▶ [Your task]:
What is needed here is an exact reprint of every record below.

▶ [Collected data entries]:
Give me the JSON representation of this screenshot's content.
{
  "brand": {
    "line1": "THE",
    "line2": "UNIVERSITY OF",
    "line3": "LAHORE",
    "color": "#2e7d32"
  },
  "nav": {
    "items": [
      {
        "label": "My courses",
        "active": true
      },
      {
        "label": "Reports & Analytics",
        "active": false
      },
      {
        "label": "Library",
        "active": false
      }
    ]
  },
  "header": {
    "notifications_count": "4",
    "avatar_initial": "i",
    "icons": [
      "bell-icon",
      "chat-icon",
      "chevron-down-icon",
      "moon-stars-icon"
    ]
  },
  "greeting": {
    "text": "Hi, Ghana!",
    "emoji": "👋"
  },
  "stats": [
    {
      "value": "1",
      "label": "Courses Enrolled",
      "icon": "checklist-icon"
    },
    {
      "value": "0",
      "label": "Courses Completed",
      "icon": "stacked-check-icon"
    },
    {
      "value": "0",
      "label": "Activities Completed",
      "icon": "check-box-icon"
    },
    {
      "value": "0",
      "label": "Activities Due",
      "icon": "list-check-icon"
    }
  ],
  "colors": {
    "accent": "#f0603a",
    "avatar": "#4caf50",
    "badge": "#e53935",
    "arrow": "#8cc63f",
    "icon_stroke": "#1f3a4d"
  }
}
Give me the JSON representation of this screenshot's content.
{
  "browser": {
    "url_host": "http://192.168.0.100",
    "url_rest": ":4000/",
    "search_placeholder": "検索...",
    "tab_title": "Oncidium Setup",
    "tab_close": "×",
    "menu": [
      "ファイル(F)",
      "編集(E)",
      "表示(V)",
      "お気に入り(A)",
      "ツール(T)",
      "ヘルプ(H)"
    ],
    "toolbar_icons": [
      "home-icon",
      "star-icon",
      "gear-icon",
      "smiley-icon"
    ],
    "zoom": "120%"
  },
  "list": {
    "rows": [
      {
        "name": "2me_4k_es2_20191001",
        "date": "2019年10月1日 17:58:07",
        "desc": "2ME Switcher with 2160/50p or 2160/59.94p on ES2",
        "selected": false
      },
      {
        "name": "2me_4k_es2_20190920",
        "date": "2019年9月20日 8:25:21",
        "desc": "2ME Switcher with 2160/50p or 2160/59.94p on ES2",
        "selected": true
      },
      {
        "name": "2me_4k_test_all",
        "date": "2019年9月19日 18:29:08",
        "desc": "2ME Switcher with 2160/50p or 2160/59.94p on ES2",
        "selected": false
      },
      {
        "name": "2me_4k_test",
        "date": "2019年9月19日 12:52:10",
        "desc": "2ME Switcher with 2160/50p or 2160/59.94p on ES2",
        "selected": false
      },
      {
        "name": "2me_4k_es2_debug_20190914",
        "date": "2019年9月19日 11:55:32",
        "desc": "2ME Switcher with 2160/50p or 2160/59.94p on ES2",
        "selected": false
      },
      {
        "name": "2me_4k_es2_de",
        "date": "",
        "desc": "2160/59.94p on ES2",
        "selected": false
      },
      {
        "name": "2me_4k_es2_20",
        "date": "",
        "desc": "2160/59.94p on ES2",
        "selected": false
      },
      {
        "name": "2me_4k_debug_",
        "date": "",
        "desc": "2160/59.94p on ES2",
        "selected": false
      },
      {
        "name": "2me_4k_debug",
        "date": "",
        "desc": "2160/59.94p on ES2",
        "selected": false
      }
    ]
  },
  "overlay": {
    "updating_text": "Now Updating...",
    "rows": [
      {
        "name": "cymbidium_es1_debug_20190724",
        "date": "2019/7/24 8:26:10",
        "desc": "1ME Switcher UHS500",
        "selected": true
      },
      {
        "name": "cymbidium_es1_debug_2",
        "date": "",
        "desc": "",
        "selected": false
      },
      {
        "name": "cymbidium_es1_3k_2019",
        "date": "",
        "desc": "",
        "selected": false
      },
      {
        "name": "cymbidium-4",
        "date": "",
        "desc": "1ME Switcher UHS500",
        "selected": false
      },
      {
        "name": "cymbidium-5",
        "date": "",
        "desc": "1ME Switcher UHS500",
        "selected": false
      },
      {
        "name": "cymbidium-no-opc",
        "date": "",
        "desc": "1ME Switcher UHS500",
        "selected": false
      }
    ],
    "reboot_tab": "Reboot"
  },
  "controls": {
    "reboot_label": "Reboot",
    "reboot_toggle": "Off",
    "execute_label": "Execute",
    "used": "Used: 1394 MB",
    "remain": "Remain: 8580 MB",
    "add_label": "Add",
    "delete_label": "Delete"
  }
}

▶ [Written answer]:
Give me the JSON representation of this screenshot's content.
{
  "brand": {
    "line1": "THE",
    "line2": "UNIVERSITY OF",
    "line3": "LAHORE",
    "color": "#2e7d32"
  },
  "nav": {
    "items": [
      {
        "label": "My courses",
        "active": true
      },
      {
        "label": "Reports & Analytics",
        "active": false
      },
      {
        "label": "Library",
        "active": false
      }
    ]
  },
  "header": {
    "notifications_count": "4",
    "avatar_initial": "i",
    "icons": [
      "bell-icon",
      "chat-icon",
      "chevron-down-icon",
      "moon-stars-icon"
    ]
  },
  "greeting": {
    "text": "Hi, Ghana!",
    "emoji": "👋"
  },
  "stats": [
    {
      "value": "1",
      "label": "Courses Enrolled",
      "icon": "checklist-icon"
    },
    {
      "value": "0",
      "label": "Courses Completed",
      "icon": "stacked-check-icon"
    },
    {
      "value": "0",
      "label": "Activities Completed",
      "icon": "check-box-icon"
    },
    {
      "value": "0",
      "label": "Activities Due",
      "icon": "list-check-icon"
    }
  ],
  "colors": {
    "accent": "#f0603a",
    "avatar": "#4caf50",
    "badge": "#e53935",
    "arrow": "#8cc63f",
    "icon_stroke": "#1f3a4d"
  }
}
Give me the JSON representation of this screenshot's content.
{
  "browser": {
    "url_host": "http://192.168.0.100",
    "url_rest": ":4000/",
    "search_placeholder": "検索...",
    "tab_title": "Oncidium Setup",
    "tab_close": "×",
    "menu": [
      "ファイル(F)",
      "編集(E)",
      "表示(V)",
      "お気に入り(A)",
      "ツール(T)",
      "ヘルプ(H)"
    ],
    "toolbar_icons": [
      "home-icon",
      "star-icon",
      "gear-icon",
      "smiley-icon"
    ],
    "zoom": "120%"
  },
  "list": {
    "rows": [
      {
        "name": "2me_4k_es2_20191001",
        "date": "2019年10月1日 17:58:07",
        "desc": "2ME Switcher with 2160/50p or 2160/59.94p on ES2",
        "selected": false
      },
      {
        "name": "2me_4k_es2_20190920",
        "date": "2019年9月20日 8:25:21",
        "desc": "2ME Switcher with 2160/50p or 2160/59.94p on ES2",
        "selected": true
      },
      {
        "name": "2me_4k_test_all",
        "date": "2019年9月19日 18:29:08",
        "desc": "2ME Switcher with 2160/50p or 2160/59.94p on ES2",
        "selected": false
      },
      {
        "name": "2me_4k_test",
        "date": "2019年9月19日 12:52:10",
        "desc": "2ME Switcher with 2160/50p or 2160/59.94p on ES2",
        "selected": false
      },
      {
        "name": "2me_4k_es2_debug_20190914",
        "date": "2019年9月19日 11:55:32",
        "desc": "2ME Switcher with 2160/50p or 2160/59.94p on ES2",
        "selected": false
      },
      {
        "name": "2me_4k_es2_de",
        "date": "",
        "desc": "2160/59.94p on ES2",
        "selected": false
      },
      {
        "name": "2me_4k_es2_20",
        "date": "",
        "desc": "2160/59.94p on ES2",
        "selected": false
      },
      {
        "name": "2me_4k_debug_",
        "date": "",
        "desc": "2160/59.94p on ES2",
        "selected": false
      },
      {
        "name": "2me_4k_debug",
        "date": "",
        "desc": "2160/59.94p on ES2",
        "selected": false
      }
    ]
  },
  "overlay": {
    "updating_text": "Now Updating...",
    "rows": [
      {
        "name": "cymbidium_es1_debug_20190724",
        "date": "2019/7/24 8:26:10",
        "desc": "1ME Switcher UHS500",
        "selected": true
      },
      {
        "name": "cymbidium_es1_debug_2",
        "date": "",
        "desc": "",
        "selected": false
      },
      {
        "name": "cymbidium_es1_3k_2019",
        "date": "",
        "desc": "",
        "selected": false
      },
      {
        "name": "cymbidium-4",
        "date": "",
        "desc": "1ME Switcher UHS500",
        "selected": false
      },
      {
        "name": "cymbidium-5",
        "date": "",
        "desc": "1ME Switcher UHS500",
        "selected": false
      },
      {
        "name": "cymbidium-no-opc",
        "date": "",
        "desc": "1ME Switcher UHS500",
        "selected": false
      }
    ],
    "reboot_tab": "Reboot"
  },
  "controls": {
    "reboot_label": "Reboot",
    "reboot_toggle": "Off",
    "execute_label": "Execute",
    "used": "Used: 1394 MB",
    "remain": "Remain: 8580 MB",
    "add_label": "Add",
    "delete_label": "Delete"
  }
}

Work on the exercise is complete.